Nothing should differ between your output and the entries below.

Start of Available records

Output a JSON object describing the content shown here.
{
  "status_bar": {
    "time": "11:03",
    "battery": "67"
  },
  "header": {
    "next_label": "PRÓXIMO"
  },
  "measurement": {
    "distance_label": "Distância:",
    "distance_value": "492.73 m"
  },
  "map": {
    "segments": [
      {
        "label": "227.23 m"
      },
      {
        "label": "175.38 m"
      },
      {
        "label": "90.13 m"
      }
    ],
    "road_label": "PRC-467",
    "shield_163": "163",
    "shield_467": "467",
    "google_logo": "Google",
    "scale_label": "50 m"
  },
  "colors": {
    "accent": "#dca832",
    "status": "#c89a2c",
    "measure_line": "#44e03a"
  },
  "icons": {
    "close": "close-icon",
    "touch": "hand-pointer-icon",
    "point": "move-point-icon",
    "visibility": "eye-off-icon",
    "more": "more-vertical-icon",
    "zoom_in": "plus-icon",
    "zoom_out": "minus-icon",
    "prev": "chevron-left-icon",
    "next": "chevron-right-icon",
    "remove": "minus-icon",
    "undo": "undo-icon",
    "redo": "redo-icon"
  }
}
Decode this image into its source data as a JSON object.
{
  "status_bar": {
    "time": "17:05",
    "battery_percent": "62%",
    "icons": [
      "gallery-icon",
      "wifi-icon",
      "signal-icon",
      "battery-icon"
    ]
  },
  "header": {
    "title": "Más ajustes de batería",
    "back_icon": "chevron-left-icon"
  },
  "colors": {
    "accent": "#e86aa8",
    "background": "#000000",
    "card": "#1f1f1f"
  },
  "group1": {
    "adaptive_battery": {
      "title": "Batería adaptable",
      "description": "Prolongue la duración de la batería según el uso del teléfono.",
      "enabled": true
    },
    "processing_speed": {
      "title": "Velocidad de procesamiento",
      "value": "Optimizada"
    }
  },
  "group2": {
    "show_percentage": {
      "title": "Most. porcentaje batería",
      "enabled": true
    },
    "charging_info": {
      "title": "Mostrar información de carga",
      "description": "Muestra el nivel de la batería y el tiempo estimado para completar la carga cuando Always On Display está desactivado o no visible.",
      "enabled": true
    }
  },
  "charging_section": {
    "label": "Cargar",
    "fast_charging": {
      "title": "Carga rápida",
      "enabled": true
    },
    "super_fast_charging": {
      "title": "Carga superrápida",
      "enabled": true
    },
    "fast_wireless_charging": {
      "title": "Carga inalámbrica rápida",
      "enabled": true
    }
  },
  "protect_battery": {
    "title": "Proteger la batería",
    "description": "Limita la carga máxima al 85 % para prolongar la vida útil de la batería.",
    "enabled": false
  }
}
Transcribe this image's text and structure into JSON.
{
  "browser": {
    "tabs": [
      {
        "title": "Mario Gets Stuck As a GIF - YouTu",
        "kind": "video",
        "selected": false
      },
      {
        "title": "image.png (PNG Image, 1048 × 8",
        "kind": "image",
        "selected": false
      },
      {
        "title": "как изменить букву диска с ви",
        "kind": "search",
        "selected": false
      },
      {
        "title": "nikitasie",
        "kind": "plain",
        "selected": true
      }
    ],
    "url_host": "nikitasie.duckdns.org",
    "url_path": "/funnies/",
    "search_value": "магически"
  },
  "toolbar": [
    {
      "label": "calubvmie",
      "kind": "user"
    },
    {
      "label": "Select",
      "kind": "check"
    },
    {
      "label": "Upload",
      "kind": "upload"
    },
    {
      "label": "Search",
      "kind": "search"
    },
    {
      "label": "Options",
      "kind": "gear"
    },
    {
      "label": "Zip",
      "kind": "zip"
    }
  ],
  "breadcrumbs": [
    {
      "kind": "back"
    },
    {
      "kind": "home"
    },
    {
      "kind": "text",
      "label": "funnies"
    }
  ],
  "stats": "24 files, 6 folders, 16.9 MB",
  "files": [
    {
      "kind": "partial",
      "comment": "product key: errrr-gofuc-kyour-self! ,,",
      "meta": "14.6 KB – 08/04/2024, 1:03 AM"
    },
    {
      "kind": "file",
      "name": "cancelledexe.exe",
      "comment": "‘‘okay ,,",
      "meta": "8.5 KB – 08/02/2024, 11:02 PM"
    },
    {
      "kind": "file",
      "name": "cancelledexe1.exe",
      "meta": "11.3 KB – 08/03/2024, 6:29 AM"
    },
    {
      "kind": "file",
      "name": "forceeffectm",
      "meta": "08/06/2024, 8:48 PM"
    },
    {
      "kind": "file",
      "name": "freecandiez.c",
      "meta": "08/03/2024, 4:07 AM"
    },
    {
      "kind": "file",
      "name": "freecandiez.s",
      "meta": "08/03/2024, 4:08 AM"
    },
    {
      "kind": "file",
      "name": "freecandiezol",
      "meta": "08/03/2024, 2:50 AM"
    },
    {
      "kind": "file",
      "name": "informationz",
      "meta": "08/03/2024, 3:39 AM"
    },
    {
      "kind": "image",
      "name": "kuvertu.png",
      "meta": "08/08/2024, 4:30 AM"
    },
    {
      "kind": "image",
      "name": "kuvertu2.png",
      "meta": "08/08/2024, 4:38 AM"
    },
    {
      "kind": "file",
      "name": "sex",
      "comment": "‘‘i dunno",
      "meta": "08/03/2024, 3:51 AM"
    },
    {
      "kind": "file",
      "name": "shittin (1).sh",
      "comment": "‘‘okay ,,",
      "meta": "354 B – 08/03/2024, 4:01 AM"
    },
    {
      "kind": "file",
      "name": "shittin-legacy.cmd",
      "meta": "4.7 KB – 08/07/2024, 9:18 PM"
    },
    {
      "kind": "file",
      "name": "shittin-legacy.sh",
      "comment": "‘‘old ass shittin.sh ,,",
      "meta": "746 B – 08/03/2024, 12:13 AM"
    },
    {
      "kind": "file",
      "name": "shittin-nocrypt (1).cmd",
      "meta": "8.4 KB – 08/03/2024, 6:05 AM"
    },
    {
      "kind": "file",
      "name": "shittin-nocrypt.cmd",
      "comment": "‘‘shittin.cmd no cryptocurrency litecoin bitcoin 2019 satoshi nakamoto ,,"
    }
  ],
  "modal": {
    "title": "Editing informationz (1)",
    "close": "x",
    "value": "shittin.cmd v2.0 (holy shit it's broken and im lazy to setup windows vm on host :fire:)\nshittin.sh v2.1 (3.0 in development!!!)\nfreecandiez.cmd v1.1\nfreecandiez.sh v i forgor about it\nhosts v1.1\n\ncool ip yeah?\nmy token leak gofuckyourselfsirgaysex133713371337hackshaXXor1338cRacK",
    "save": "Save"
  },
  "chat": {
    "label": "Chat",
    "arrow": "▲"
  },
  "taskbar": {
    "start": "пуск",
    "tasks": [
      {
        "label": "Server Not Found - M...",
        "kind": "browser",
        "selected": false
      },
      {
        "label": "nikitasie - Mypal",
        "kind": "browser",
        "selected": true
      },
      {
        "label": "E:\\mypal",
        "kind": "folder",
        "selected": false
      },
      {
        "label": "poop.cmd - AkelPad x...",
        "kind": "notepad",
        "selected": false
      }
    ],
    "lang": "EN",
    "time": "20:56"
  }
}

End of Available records

Final answer:
Output a JSON object describing the content shown here.
{
  "status_bar": {
    "time": "11:03",
    "battery": "67"
  },
  "header": {
    "next_label": "PRÓXIMO"
  },
  "measurement": {
    "distance_label": "Distância:",
    "distance_value": "492.73 m"
  },
  "map": {
    "segments": [
      {
        "label": "227.23 m"
      },
      {
        "label": "175.38 m"
      },
      {
        "label": "90.13 m"
      }
    ],
    "road_label": "PRC-467",
    "shield_163": "163",
    "shield_467": "467",
    "google_logo": "Google",
    "scale_label": "50 m"
  },
  "colors": {
    "accent": "#dca832",
    "status": "#c89a2c",
    "measure_line": "#44e03a"
  },
  "icons": {
    "close": "close-icon",
    "touch": "hand-pointer-icon",
    "point": "move-point-icon",
    "visibility": "eye-off-icon",
    "more": "more-vertical-icon",
    "zoom_in": "plus-icon",
    "zoom_out": "minus-icon",
    "prev": "chevron-left-icon",
    "next": "chevron-right-icon",
    "remove": "minus-icon",
    "undo": "undo-icon",
    "redo": "redo-icon"
  }
}
Decode this image into its source data as a JSON object.
{
  "status_bar": {
    "time": "17:05",
    "battery_percent": "62%",
    "icons": [
      "gallery-icon",
      "wifi-icon",
      "signal-icon",
      "battery-icon"
    ]
  },
  "header": {
    "title": "Más ajustes de batería",
    "back_icon": "chevron-left-icon"
  },
  "colors": {
    "accent": "#e86aa8",
    "background": "#000000",
    "card": "#1f1f1f"
  },
  "group1": {
    "adaptive_battery": {
      "title": "Batería adaptable",
      "description": "Prolongue la duración de la batería según el uso del teléfono.",
      "enabled": true
    },
    "processing_speed": {
      "title": "Velocidad de procesamiento",
      "value": "Optimizada"
    }
  },
  "group2": {
    "show_percentage": {
      "title": "Most. porcentaje batería",
      "enabled": true
    },
    "charging_info": {
      "title": "Mostrar información de carga",
      "description": "Muestra el nivel de la batería y el tiempo estimado para completar la carga cuando Always On Display está desactivado o no visible.",
      "enabled": true
    }
  },
  "charging_section": {
    "label": "Cargar",
    "fast_charging": {
      "title": "Carga rápida",
      "enabled": true
    },
    "super_fast_charging": {
      "title": "Carga superrápida",
      "enabled": true
    },
    "fast_wireless_charging": {
      "title": "Carga inalámbrica rápida",
      "enabled": true
    }
  },
  "protect_battery": {
    "title": "Proteger la batería",
    "description": "Limita la carga máxima al 85 % para prolongar la vida útil de la batería.",
    "enabled": false
  }
}
Transcribe this image's text and structure into JSON.
{
  "browser": {
    "tabs": [
      {
        "title": "Mario Gets Stuck As a GIF - YouTu",
        "kind": "video",
        "selected": false
      },
      {
        "title": "image.png (PNG Image, 1048 × 8",
        "kind": "image",
        "selected": false
      },
      {
        "title": "как изменить букву диска с ви",
        "kind": "search",
        "selected": false
      },
      {
        "title": "nikitasie",
        "kind": "plain",
        "selected": true
      }
    ],
    "url_host": "nikitasie.duckdns.org",
    "url_path": "/funnies/",
    "search_value": "магически"
  },
  "toolbar": [
    {
      "label": "calubvmie",
      "kind": "user"
    },
    {
      "label": "Select",
      "kind": "check"
    },
    {
      "label": "Upload",
      "kind": "upload"
    },
    {
      "label": "Search",
      "kind": "search"
    },
    {
      "label": "Options",
      "kind": "gear"
    },
    {
      "label": "Zip",
      "kind": "zip"
    }
  ],
  "breadcrumbs": [
    {
      "kind": "back"
    },
    {
      "kind": "home"
    },
    {
      "kind": "text",
      "label": "funnies"
    }
  ],
  "stats": "24 files, 6 folders, 16.9 MB",
  "files": [
    {
      "kind": "partial",
      "comment": "product key: errrr-gofuc-kyour-self! ,,",
      "meta": "14.6 KB – 08/04/2024, 1:03 AM"
    },
    {
      "kind": "file",
      "name": "cancelledexe.exe",
      "comment": "‘‘okay ,,",
      "meta": "8.5 KB – 08/02/2024, 11:02 PM"
    },
    {
      "kind": "file",
      "name": "cancelledexe1.exe",
      "meta": "11.3 KB – 08/03/2024, 6:29 AM"
    },
    {
      "kind": "file",
      "name": "forceeffectm",
      "meta": "08/06/2024, 8:48 PM"
    },
    {
      "kind": "file",
      "name": "freecandiez.c",
      "meta": "08/03/2024, 4:07 AM"
    },
    {
      "kind": "file",
      "name": "freecandiez.s",
      "meta": "08/03/2024, 4:08 AM"
    },
    {
      "kind": "file",
      "name": "freecandiezol",
      "meta": "08/03/2024, 2:50 AM"
    },
    {
      "kind": "file",
      "name": "informationz",
      "meta": "08/03/2024, 3:39 AM"
    },
    {
      "kind": "image",
      "name": "kuvertu.png",
      "meta": "08/08/2024, 4:30 AM"
    },
    {
      "kind": "image",
      "name": "kuvertu2.png",
      "meta": "08/08/2024, 4:38 AM"
    },
    {
      "kind": "file",
      "name": "sex",
      "comment": "‘‘i dunno",
      "meta": "08/03/2024, 3:51 AM"
    },
    {
      "kind": "file",
      "name": "shittin (1).sh",
      "comment": "‘‘okay ,,",
      "meta": "354 B – 08/03/2024, 4:01 AM"
    },
    {
      "kind": "file",
      "name": "shittin-legacy.cmd",
      "meta": "4.7 KB – 08/07/2024, 9:18 PM"
    },
    {
      "kind": "file",
      "name": "shittin-legacy.sh",
      "comment": "‘‘old ass shittin.sh ,,",
      "meta": "746 B – 08/03/2024, 12:13 AM"
    },
    {
      "kind": "file",
      "name": "shittin-nocrypt (1).cmd",
      "meta": "8.4 KB – 08/03/2024, 6:05 AM"
    },
    {
      "kind": "file",
      "name": "shittin-nocrypt.cmd",
      "comment": "‘‘shittin.cmd no cryptocurrency litecoin bitcoin 2019 satoshi nakamoto ,,"
    }
  ],
  "modal": {
    "title": "Editing informationz (1)",
    "close": "x",
    "value": "shittin.cmd v2.0 (holy shit it's broken and im lazy to setup windows vm on host :fire:)\nshittin.sh v2.1 (3.0 in development!!!)\nfreecandiez.cmd v1.1\nfreecandiez.sh v i forgor about it\nhosts v1.1\n\ncool ip yeah?\nmy token leak gofuckyourselfsirgaysex133713371337hackshaXXor1338cRacK",
    "save": "Save"
  },
  "chat": {
    "label": "Chat",
    "arrow": "▲"
  },
  "taskbar": {
    "start": "пуск",
    "tasks": [
      {
        "label": "Server Not Found - M...",
        "kind": "browser",
        "selected": false
      },
      {
        "label": "nikitasie - Mypal",
        "kind": "browser",
        "selected": true
      },
      {
        "label": "E:\\mypal",
        "kind": "folder",
        "selected": false
      },
      {
        "label": "poop.cmd - AkelPad x...",
        "kind": "notepad",
        "selected": false
      }
    ],
    "lang": "EN",
    "time": "20:56"
  }
}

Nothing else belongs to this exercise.